Task instructions: Every record that follows must be set down word for word.

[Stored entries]
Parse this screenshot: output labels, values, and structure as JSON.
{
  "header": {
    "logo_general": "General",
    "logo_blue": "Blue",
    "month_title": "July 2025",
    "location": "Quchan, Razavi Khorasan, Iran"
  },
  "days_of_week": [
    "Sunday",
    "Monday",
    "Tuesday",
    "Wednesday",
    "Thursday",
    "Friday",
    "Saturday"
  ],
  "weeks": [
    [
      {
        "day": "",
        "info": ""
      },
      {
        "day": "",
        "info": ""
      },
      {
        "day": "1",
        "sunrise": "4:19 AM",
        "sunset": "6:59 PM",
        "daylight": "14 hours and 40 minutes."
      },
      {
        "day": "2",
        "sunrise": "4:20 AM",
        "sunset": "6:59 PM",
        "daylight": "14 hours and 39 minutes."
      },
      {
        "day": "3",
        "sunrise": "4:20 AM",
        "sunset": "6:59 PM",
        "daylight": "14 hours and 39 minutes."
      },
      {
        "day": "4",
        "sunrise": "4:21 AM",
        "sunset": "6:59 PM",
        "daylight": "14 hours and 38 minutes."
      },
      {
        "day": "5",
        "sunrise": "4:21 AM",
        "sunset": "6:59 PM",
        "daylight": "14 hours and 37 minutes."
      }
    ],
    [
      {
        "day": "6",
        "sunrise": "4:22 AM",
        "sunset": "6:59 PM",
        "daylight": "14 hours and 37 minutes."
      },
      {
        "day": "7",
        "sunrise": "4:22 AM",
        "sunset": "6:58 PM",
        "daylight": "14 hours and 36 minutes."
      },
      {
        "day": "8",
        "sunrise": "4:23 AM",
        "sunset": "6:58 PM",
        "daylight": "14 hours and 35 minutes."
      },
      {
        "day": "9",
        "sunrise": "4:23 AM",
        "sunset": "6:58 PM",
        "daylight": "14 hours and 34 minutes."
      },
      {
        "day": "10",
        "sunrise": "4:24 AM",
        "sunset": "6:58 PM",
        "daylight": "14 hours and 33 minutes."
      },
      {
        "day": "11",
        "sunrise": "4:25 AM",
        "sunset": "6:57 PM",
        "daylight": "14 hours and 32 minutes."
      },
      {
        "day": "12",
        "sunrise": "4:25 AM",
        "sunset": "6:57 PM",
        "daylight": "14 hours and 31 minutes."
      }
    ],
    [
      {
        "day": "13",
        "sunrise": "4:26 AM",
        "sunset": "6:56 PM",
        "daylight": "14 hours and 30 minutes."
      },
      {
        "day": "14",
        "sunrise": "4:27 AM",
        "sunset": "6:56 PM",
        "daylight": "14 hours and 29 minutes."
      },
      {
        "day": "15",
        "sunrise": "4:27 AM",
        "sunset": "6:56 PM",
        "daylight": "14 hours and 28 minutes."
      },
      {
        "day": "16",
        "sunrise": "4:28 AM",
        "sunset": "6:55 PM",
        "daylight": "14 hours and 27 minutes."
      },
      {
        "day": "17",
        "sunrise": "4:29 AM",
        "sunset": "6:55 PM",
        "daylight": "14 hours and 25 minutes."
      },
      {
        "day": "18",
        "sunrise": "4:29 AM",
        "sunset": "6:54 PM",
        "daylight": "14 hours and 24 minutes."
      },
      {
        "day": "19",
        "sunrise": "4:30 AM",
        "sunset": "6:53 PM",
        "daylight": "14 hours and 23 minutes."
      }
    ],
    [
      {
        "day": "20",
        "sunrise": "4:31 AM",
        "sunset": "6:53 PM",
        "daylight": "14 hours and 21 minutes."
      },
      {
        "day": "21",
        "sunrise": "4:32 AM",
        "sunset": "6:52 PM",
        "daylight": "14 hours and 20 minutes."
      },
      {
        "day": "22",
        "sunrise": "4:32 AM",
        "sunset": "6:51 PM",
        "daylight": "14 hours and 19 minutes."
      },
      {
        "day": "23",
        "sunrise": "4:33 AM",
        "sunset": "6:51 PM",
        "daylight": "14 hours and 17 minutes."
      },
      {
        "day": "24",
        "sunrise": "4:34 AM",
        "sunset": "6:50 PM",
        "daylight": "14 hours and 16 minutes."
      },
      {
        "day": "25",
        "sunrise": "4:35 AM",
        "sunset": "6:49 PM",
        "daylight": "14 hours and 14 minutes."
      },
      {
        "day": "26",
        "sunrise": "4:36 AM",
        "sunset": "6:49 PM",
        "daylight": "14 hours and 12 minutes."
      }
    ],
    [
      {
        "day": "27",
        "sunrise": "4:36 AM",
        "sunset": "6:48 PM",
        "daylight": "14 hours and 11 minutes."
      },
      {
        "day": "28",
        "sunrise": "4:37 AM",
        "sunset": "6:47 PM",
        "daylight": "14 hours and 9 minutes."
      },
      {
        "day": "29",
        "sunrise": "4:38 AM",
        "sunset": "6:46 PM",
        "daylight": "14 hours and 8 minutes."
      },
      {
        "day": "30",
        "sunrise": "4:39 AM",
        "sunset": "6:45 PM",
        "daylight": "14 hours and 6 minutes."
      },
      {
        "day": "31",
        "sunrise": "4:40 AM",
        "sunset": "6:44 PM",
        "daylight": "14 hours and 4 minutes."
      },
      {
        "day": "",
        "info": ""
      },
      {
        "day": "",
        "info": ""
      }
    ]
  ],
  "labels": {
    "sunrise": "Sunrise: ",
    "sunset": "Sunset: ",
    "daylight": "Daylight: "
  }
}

Result of this exercise:
Parse this screenshot: output labels, values, and structure as JSON.
{
  "header": {
    "logo_general": "General",
    "logo_blue": "Blue",
    "month_title": "July 2025",
    "location": "Quchan, Razavi Khorasan, Iran"
  },
  "days_of_week": [
    "Sunday",
    "Monday",
    "Tuesday",
    "Wednesday",
    "Thursday",
    "Friday",
    "Saturday"
  ],
  "weeks": [
    [
      {
        "day": "",
        "info": ""
      },
      {
        "day": "",
        "info": ""
      },
      {
        "day": "1",
        "sunrise": "4:19 AM",
        "sunset": "6:59 PM",
        "daylight": "14 hours and 40 minutes."
      },
      {
        "day": "2",
        "sunrise": "4:20 AM",
        "sunset": "6:59 PM",
        "daylight": "14 hours and 39 minutes."
      },
      {
        "day": "3",
        "sunrise": "4:20 AM",
        "sunset": "6:59 PM",
        "daylight": "14 hours and 39 minutes."
      },
      {
        "day": "4",
        "sunrise": "4:21 AM",
        "sunset": "6:59 PM",
        "daylight": "14 hours and 38 minutes."
      },
      {
        "day": "5",
        "sunrise": "4:21 AM",
        "sunset": "6:59 PM",
        "daylight": "14 hours and 37 minutes."
      }
    ],
    [
      {
        "day": "6",
        "sunrise": "4:22 AM",
        "sunset": "6:59 PM",
        "daylight": "14 hours and 37 minutes."
      },
      {
        "day": "7",
        "sunrise": "4:22 AM",
        "sunset": "6:58 PM",
        "daylight": "14 hours and 36 minutes."
      },
      {
        "day": "8",
        "sunrise": "4:23 AM",
        "sunset": "6:58 PM",
        "daylight": "14 hours and 35 minutes."
      },
      {
        "day": "9",
        "sunrise": "4:23 AM",
        "sunset": "6:58 PM",
        "daylight": "14 hours and 34 minutes."
      },
      {
        "day": "10",
        "sunrise": "4:24 AM",
        "sunset": "6:58 PM",
        "daylight": "14 hours and 33 minutes."
      },
      {
        "day": "11",
        "sunrise": "4:25 AM",
        "sunset": "6:57 PM",
        "daylight": "14 hours and 32 minutes."
      },
      {
        "day": "12",
        "sunrise": "4:25 AM",
        "sunset": "6:57 PM",
        "daylight": "14 hours and 31 minutes."
      }
    ],
    [
      {
        "day": "13",
        "sunrise": "4:26 AM",
        "sunset": "6:56 PM",
        "daylight": "14 hours and 30 minutes."
      },
      {
        "day": "14",
        "sunrise": "4:27 AM",
        "sunset": "6:56 PM",
        "daylight": "14 hours and 29 minutes."
      },
      {
        "day": "15",
        "sunrise": "4:27 AM",
        "sunset": "6:56 PM",
        "daylight": "14 hours and 28 minutes."
      },
      {
        "day": "16",
        "sunrise": "4:28 AM",
        "sunset": "6:55 PM",
        "daylight": "14 hours and 27 minutes."
      },
      {
        "day": "17",
        "sunrise": "4:29 AM",
        "sunset": "6:55 PM",
        "daylight": "14 hours and 25 minutes."
      },
      {
        "day": "18",
        "sunrise": "4:29 AM",
        "sunset": "6:54 PM",
        "daylight": "14 hours and 24 minutes."
      },
      {
        "day": "19",
        "sunrise": "4:30 AM",
        "sunset": "6:53 PM",
        "daylight": "14 hours and 23 minutes."
      }
    ],
    [
      {
        "day": "20",
        "sunrise": "4:31 AM",
        "sunset": "6:53 PM",
        "daylight": "14 hours and 21 minutes."
      },
      {
        "day": "21",
        "sunrise": "4:32 AM",
        "sunset": "6:52 PM",
        "daylight": "14 hours and 20 minutes."
      },
      {
        "day": "22",
        "sunrise": "4:32 AM",
        "sunset": "6:51 PM",
        "daylight": "14 hours and 19 minutes."
      },
      {
        "day": "23",
        "sunrise": "4:33 AM",
        "sunset": "6:51 PM",
        "daylight": "14 hours and 17 minutes."
      },
      {
        "day": "24",
        "sunrise": "4:34 AM",
        "sunset": "6:50 PM",
        "daylight": "14 hours and 16 minutes."
      },
      {
        "day": "25",
        "sunrise": "4:35 AM",
        "sunset": "6:49 PM",
        "daylight": "14 hours and 14 minutes."
      },
      {
        "day": "26",
        "sunrise": "4:36 AM",
        "sunset": "6:49 PM",
        "daylight": "14 hours and 12 minutes."
      }
    ],
    [
      {
        "day": "27",
        "sunrise": "4:36 AM",
        "sunset": "6:48 PM",
        "daylight": "14 hours and 11 minutes."
      },
      {
        "day": "28",
        "sunrise": "4:37 AM",
        "sunset": "6:47 PM",
        "daylight": "14 hours and 9 minutes."
      },
      {
        "day": "29",
        "sunrise": "4:38 AM",
        "sunset": "6:46 PM",
        "daylight": "14 hours and 8 minutes."
      },
      {
        "day": "30",
        "sunrise": "4:39 AM",
        "sunset": "6:45 PM",
        "daylight": "14 hours and 6 minutes."
      },
      {
        "day": "31",
        "sunrise": "4:40 AM",
        "sunset": "6:44 PM",
        "daylight": "14 hours and 4 minutes."
      },
      {
        "day": "",
        "info": ""
      },
      {
        "day": "",
        "info": ""
      }
    ]
  ],
  "labels": {
    "sunrise": "Sunrise: ",
    "sunset": "Sunset: ",
    "daylight": "Daylight: "
  }
}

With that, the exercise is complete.